ARTICLES

p53-binding proteins in squamous cell carcinoma and normal human keratinocytes

MG Kumar and DF Spandau
Department of Dermatology, Indiana University School of Medicine, Indianapolis 46202, USA.

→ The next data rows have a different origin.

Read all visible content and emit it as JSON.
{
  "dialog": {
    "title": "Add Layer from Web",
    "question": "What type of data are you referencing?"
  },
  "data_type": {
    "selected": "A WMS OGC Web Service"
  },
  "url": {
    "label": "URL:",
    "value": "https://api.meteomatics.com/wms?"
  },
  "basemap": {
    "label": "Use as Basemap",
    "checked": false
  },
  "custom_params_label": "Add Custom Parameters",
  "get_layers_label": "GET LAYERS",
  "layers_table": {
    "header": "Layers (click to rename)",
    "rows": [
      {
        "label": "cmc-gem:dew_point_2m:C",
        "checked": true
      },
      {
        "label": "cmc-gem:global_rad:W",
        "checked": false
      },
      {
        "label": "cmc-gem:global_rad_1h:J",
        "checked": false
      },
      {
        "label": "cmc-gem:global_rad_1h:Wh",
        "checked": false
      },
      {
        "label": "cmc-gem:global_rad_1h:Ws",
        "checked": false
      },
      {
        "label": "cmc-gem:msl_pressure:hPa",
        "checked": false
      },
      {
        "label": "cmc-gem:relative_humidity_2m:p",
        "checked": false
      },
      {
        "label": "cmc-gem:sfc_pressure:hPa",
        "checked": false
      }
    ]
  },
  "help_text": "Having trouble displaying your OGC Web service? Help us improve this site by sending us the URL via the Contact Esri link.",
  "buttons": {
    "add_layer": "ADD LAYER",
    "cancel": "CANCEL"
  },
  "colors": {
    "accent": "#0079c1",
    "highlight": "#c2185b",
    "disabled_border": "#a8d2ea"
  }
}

In squamous cell carcinomas (SCCs), the tumor suppressor protein p53 is frequently overexpressed. The overexpression of p53 is often due to a mutation in the p53 gene; however, increased levels of p53 protein can be observed in the tumors without p53 gene mutations. In normal human keratinocytes, p53 is a multiconformational protein. The different conformations of p53 can be identified by their reactivity with epitope-specific, anti-p53 monoclonal antibodies. This study provides evidence that the different p53 conformations seen in human keratinocytes bind to distinct cellular proteins. Proteins that bind p53 in normal human keratinocytes were compared with p53-binding proteins from cells derived from SCC tumors by immunoprecipitation of [35S]methionine-labeled and 32P(i)-labeled cell lysates using a panel of anti-p53 monoclonal antibodies. In one tumor, the SCC cells contained a protein of Mr 30,000 bound to p53 that was not seen in normal human keratinocytes. Cells derived from a separate SCC did not have the Mr 30,000 protein but did contain two proteins of Mr 15,000 and Mr 16,000, which were not seen in normal human keratinocytes. The immunofluorescent staining pattern of cultured normal human keratinocytes, cells derived from two SCCs, as well as the original tumors from which the cells were derived, was also examined. The immunofluorescent staining of the cells derived from the tumors and the tumors themselves was different from that seen in normal cultured keratinocytes and normal epidermis. These studies suggest that there are alterations in the proteins that bind to p53 in SCCs.





HOME HELP FEEDBACK SUBSCRIPTIONS ARCHIVE SEARCH TABLE OF CONTENTS
Cancer Research Clinical Cancer Research
Cancer Epidemiology Biomarkers & Prevention Molecular Cancer Therapeutics
Molecular Cancer Research Cell Growth & Differentiation
Copyright © 1995 by the American Association of Cancer Research.